Do Vultures Stink?
I have firsthand knowledge that Suli, our Turkey Vulture, has no natural unpleasant body odor. However, like many animals, when she defecates it can be quite unpleasant smelling. Moreover, their vomit smells horrible. New World vultures are not equipped with strong feet for defense, so escaping quickly is their method of safety. If they have been gorging on a carcass, they must lighten their load. Vomiting, therefore, becomes their defense mechanism. Some predators will enjoy checking this out, possibly eating it, and in all probability at least cause a predator to pause in their attack. Again, from experience, I must say, vulture vomit is one of the smelliest odors I can think of. So the bird itself is not stinky, but they can at times certainly create some stink.

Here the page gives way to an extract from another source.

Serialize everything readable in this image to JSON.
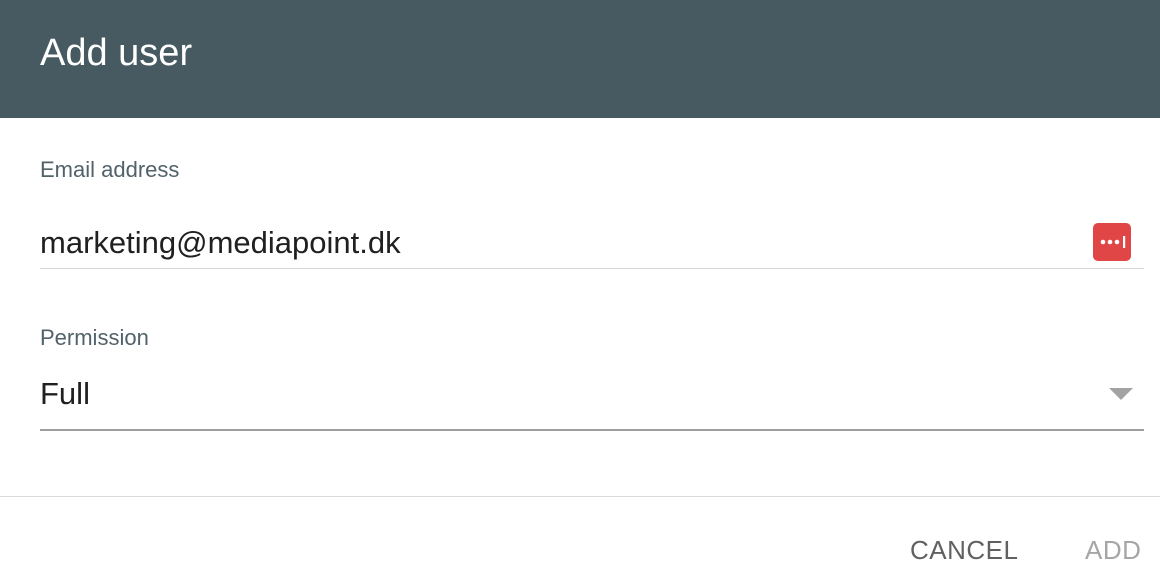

So in the final analysis, vultures have an undeserved reputation. They are nature’s clean-up crew. They work hard at their job, and are not naturally dirty birds. Even though you may not find them as attractive as your favorite feathered-head bird, taking a closer look at them will help you find beauty in a bird that does an essential job of keeping our planet a healthier place to live.
Bearded Vulture by Toni Syvanen, Attribution-NonCommercial-NoDerivs 2.0 Generic license, https://www.flickr.com/photos/syvanen/
White-rumped Vulture carrying a stick by Patty McGann, Attribution-NonCommercial, Generic License, https://www.flickr.com/photos/pattymc/
Soaring Vultures, and Vulture preening in tree by author, Attribution-nonCommercail-NoDerivs Generic License, https://www.flickr.com/photos/157982666@N07/
Suli in horaltic pose while perched on a long, downloaded from the Draper Museum Raptor Experiences Facebook page, https://www.facebook.com/pg/DraperMuseumRaptorExperience/posts/?ref=notif
Turkey Vultures in Horaltic pose in Nevada by Tatiana Gettelman, Attribution, NonCommercial, ShareAlike License, https://www.flickr.com/photos/tatiana-gettelman/
King Vulture by Eric Killby, Attribution-ShareAlike License, https://www.flickr.com/photos/ekilby/